Task item ▸ From the entries that follow, extract each line holding the string "date".

Material for the task ▸

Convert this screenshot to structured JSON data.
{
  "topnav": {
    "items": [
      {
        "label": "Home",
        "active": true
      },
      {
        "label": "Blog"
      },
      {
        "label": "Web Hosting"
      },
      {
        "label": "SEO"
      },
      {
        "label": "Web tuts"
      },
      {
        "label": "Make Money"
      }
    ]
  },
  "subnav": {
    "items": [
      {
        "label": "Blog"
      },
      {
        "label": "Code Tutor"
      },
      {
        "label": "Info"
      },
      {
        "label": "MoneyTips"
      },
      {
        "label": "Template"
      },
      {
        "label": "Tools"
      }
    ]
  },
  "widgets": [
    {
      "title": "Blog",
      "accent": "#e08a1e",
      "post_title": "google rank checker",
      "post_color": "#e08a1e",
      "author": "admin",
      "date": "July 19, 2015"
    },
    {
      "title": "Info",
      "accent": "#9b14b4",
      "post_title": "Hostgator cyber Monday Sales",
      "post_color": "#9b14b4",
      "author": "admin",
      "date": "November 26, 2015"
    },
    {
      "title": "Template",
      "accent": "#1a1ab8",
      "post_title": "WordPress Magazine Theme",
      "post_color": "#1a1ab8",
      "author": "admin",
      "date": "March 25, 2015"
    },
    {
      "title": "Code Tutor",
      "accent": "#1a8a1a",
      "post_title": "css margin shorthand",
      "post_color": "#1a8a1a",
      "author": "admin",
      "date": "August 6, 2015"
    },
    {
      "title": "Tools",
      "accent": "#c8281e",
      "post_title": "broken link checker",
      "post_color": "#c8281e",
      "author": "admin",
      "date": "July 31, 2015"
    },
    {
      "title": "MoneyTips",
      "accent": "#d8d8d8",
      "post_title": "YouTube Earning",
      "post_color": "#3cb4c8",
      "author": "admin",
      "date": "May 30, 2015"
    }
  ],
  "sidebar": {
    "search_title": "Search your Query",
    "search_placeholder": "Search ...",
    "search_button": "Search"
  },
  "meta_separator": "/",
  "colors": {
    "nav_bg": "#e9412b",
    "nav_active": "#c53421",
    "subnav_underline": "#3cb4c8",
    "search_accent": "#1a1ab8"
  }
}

Solved problem ▸
      "date": "July 19, 2015"
      "date": "November 26, 2015"
      "date": "March 25, 2015"
      "date": "August 6, 2015"
      "date": "July 31, 2015"
      "date": "May 30, 2015"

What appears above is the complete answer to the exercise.